As if it was not clear before, it is now abundantly clear that S.B. 1070, the anti-immigrant hate bill, was never about law-enforcement.    Not giving up on is bigotry, the same Republican-controlled legislature that passed S.B. 1070 in 2010, has now passed an anti-gay bill, S.B. 1062, which would allow businesses to discriminate against anyone for any reason, if such discrimination is allegedly based on religious belief.  While the bill does not expressly single out LGBT people as targets of discrimination (which would make the bill unconstitutional on its face), the intent is obvious.   The current bill is not about protecting religious freedom, any more than S.B. 1070 about enforcing federal immigration laws.  Both measures are about promoting hate, and hate only.

Major companies and institutions (e.g. Apple, Marriott, American Airlines, Intel and the State Super Bowl Committee) have urged a veto, according to news reports.  Click here for the article, “Apple Warns Arizona Governor Anti-Gay Will Hurt Highly Anticipated Sapphire Glass Factory,” February 25.  As of the writing of this, Governor Brewer has not indicated whether she will veto or sign the bill.

Unless bigotry against minority immigrants, such as the anti-Latino hate that is now blocking immigration reform in the GOP-controlled House of Representatives, is thoroughly stamped out and eliminated from America’s political life once and for all – just as legalized racial segregation was in the Civil Rights Era – the virus of prejudice and discrimination will continue to spread against American citizens as well.

The battle for immigration reform is also a battle against the wider bigotry that is poisoning so much of American society.

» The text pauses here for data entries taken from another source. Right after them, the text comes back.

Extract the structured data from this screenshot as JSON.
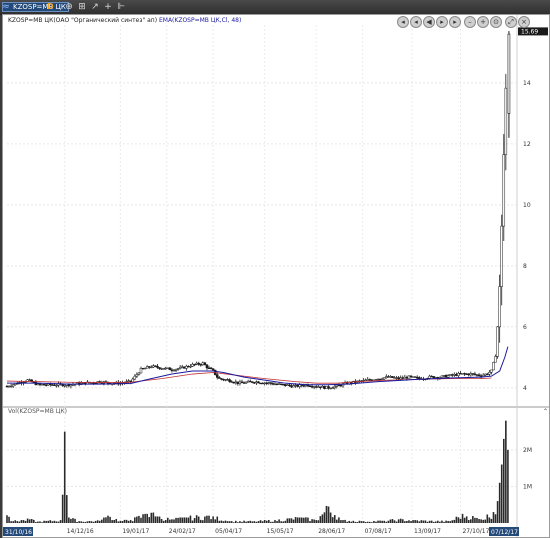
{
  "toolbar": {
    "ticker": "KZOSP=MB ЦК",
    "d_label": "D"
  },
  "price_panel": {
    "legend_main": "KZOSP=MB ЦК(ОАО \"Органический синтез\" ап)",
    "legend_ema": "EMA(KZOSP=MB ЦК,Cl, 48)",
    "last_price": "15.69",
    "y_ticks": [
      "14",
      "12",
      "10",
      "8",
      "6",
      "4"
    ]
  },
  "volume_panel": {
    "legend": "Vol(KZOSP=MB ЦК)",
    "y_ticks": [
      "2M",
      "1M"
    ]
  },
  "x_axis": {
    "start_label": "31/10/16",
    "end_label": "07/12/17",
    "ticks": [
      "14/12/16",
      "19/01/17",
      "24/02/17",
      "05/04/17",
      "15/05/17",
      "28/06/17",
      "07/08/17",
      "13/09/17",
      "27/10/17"
    ]
  },
  "colors": {
    "ema": "#1a1aa0",
    "reference": "#c03030",
    "candle": "#1a1a1a",
    "toolbar_bg": "#3a3a3a"
  },
  "chart_data": {
    "type": "candlestick",
    "series": [
      {
        "name": "KZOSP=MB ЦК",
        "type": "ohlc"
      },
      {
        "name": "EMA(KZOSP=MB ЦК,Cl, 48)",
        "type": "line"
      }
    ],
    "ylim": [
      3.5,
      15.9
    ],
    "last_value": 15.69,
    "close_profile": [
      [
        0,
        4.05
      ],
      [
        10,
        4.15
      ],
      [
        20,
        4.25
      ],
      [
        30,
        4.1
      ],
      [
        40,
        4.1
      ],
      [
        60,
        4.1
      ],
      [
        75,
        4.15
      ],
      [
        90,
        4.2
      ],
      [
        100,
        4.15
      ],
      [
        110,
        4.15
      ],
      [
        120,
        4.2
      ],
      [
        130,
        4.6
      ],
      [
        140,
        4.7
      ],
      [
        150,
        4.65
      ],
      [
        160,
        4.6
      ],
      [
        170,
        4.65
      ],
      [
        180,
        4.75
      ],
      [
        190,
        4.8
      ],
      [
        195,
        4.65
      ],
      [
        200,
        4.55
      ],
      [
        205,
        4.3
      ],
      [
        215,
        4.25
      ],
      [
        225,
        4.15
      ],
      [
        240,
        4.2
      ],
      [
        255,
        4.15
      ],
      [
        265,
        4.1
      ],
      [
        280,
        4.05
      ],
      [
        290,
        4.1
      ],
      [
        300,
        4.05
      ],
      [
        310,
        4.0
      ],
      [
        320,
        4.05
      ],
      [
        330,
        4.15
      ],
      [
        340,
        4.2
      ],
      [
        350,
        4.25
      ],
      [
        360,
        4.3
      ],
      [
        370,
        4.35
      ],
      [
        380,
        4.3
      ],
      [
        390,
        4.35
      ],
      [
        400,
        4.3
      ],
      [
        410,
        4.35
      ],
      [
        420,
        4.35
      ],
      [
        430,
        4.4
      ],
      [
        440,
        4.45
      ],
      [
        450,
        4.45
      ],
      [
        460,
        4.4
      ],
      [
        465,
        4.45
      ],
      [
        470,
        4.55
      ],
      [
        472,
        4.8
      ],
      [
        475,
        5.2
      ],
      [
        477,
        6.8
      ],
      [
        479,
        7.8
      ],
      [
        481,
        10.8
      ],
      [
        483,
        12.5
      ],
      [
        485,
        15.2
      ]
    ],
    "ema_profile": [
      [
        0,
        4.15
      ],
      [
        30,
        4.15
      ],
      [
        60,
        4.12
      ],
      [
        90,
        4.12
      ],
      [
        120,
        4.14
      ],
      [
        140,
        4.3
      ],
      [
        160,
        4.45
      ],
      [
        180,
        4.55
      ],
      [
        200,
        4.55
      ],
      [
        210,
        4.5
      ],
      [
        230,
        4.35
      ],
      [
        250,
        4.25
      ],
      [
        270,
        4.15
      ],
      [
        290,
        4.1
      ],
      [
        310,
        4.1
      ],
      [
        330,
        4.12
      ],
      [
        360,
        4.2
      ],
      [
        400,
        4.28
      ],
      [
        430,
        4.32
      ],
      [
        460,
        4.35
      ],
      [
        470,
        4.38
      ],
      [
        478,
        4.55
      ],
      [
        483,
        5.0
      ],
      [
        486,
        5.35
      ]
    ],
    "reference_line_profile": [
      [
        0,
        4.22
      ],
      [
        30,
        4.2
      ],
      [
        60,
        4.18
      ],
      [
        90,
        4.17
      ],
      [
        120,
        4.18
      ],
      [
        150,
        4.3
      ],
      [
        180,
        4.45
      ],
      [
        200,
        4.5
      ],
      [
        220,
        4.42
      ],
      [
        250,
        4.3
      ],
      [
        280,
        4.2
      ],
      [
        300,
        4.15
      ],
      [
        320,
        4.15
      ],
      [
        340,
        4.2
      ],
      [
        370,
        4.25
      ],
      [
        400,
        4.28
      ],
      [
        430,
        4.3
      ],
      [
        460,
        4.3
      ],
      [
        470,
        4.32
      ]
    ],
    "volume_profile": [
      [
        5,
        0.05
      ],
      [
        15,
        0.08
      ],
      [
        22,
        0.1
      ],
      [
        30,
        0.04
      ],
      [
        40,
        0.06
      ],
      [
        52,
        0.08
      ],
      [
        56,
        2.5
      ],
      [
        60,
        0.15
      ],
      [
        70,
        0.05
      ],
      [
        90,
        0.06
      ],
      [
        98,
        0.2
      ],
      [
        110,
        0.06
      ],
      [
        120,
        0.08
      ],
      [
        135,
        0.25
      ],
      [
        140,
        0.28
      ],
      [
        145,
        0.18
      ],
      [
        160,
        0.1
      ],
      [
        175,
        0.15
      ],
      [
        195,
        0.2
      ],
      [
        200,
        0.18
      ],
      [
        215,
        0.05
      ],
      [
        240,
        0.05
      ],
      [
        260,
        0.08
      ],
      [
        285,
        0.15
      ],
      [
        300,
        0.08
      ],
      [
        312,
        0.45
      ],
      [
        325,
        0.08
      ],
      [
        345,
        0.05
      ],
      [
        365,
        0.06
      ],
      [
        380,
        0.1
      ],
      [
        395,
        0.08
      ],
      [
        410,
        0.06
      ],
      [
        430,
        0.05
      ],
      [
        442,
        0.25
      ],
      [
        460,
        0.1
      ],
      [
        472,
        0.3
      ],
      [
        476,
        0.6
      ],
      [
        478,
        1.1
      ],
      [
        480,
        1.6
      ],
      [
        482,
        2.3
      ],
      [
        484,
        2.8
      ],
      [
        486,
        2.0
      ],
      [
        488,
        0.4
      ]
    ],
    "volume_ylim": [
      0,
      2.9
    ]
  }
}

This is why immigration supporters must win in the struggle to achieve legalization and eventual citizenship for 11 million mainly Latino and other non-white immigrants, as well as a fairer, more rational, legal immigration system for both employment and family-based immigrants.

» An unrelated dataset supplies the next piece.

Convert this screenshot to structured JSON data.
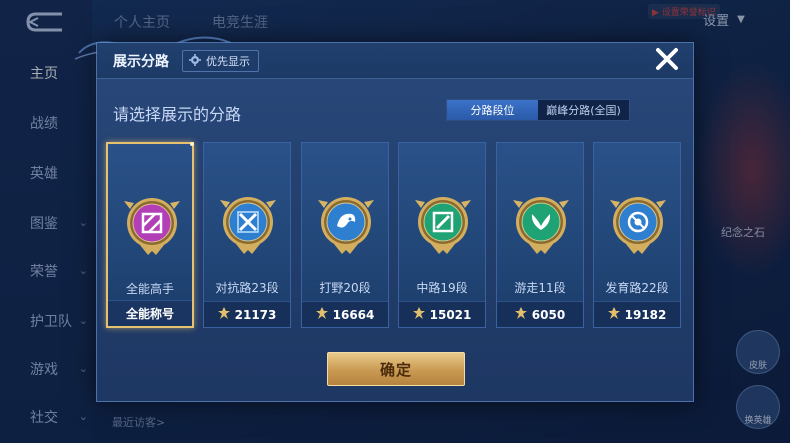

The rights of all Americans to be free from prejudice, hatred and discrimination depend on this.

New Law Bans Advanced Fees for Immigration Reform Work

Background:  The Comprehensive Immigration Reform (“CIR”) that has been discussed and analyzed in this past year was passed in the Senate Judiciary committee on June 27, 2013 (S. 744, the Border Security, Economic Opportunity, and Immigration Modernization Act).  The House of Representative has been delaying in going to conference on it, and per John Boehner, in a recent comment to the press on November 13, 2013, “[the GOP has] no intention of ever going to conference on the Senate bill.”  There will be no immigration reform this year, or ever, if Boehner has his ways, and especially not one that includes the legalization or citizenship of the 11 million undocumented individuals currently in the United States.  However, GOP is interested in passing piecemeal provisions, such as on border security, and perhaps the DREAM Act (which gives citizenship to kids, under specific circumstances), but they likely cannot pass such proposals without the Democrats.  The Democrats would vote if there is assurance immigration reform will go to conference.  So this is politics.

Bottom Line:  The bottom line regarding CIR is this: there is no CIR. Any attorney, or immigration consultant, or “notarios” (which they are not supposed to be called so), telling you they can help you gain legalization or citizenship through the “the new immigration laws” or “new immigration reform” is not telling you the truth.  Furthermore, the new law recently passed in California by Governor Brown prohibits ANYONE (including attorneys, immigration consultants, or “notarios”) from taking your money in advance so they can allegedly “help” you with your status “when” CIR passes.  There is no CIR, it is not passing any time soon, and current laws prohibit advanced fees for supposed immigration reform work.  The new law also requires that those  attorneys, immigration consultants, or “notarios” who have taken your money in advance account for CIR work, return the money to you, or somehow account for how the money was used for legitimate purpose(s) and put the remainder in a client-trust account.   See the State Bar website for info on this new law.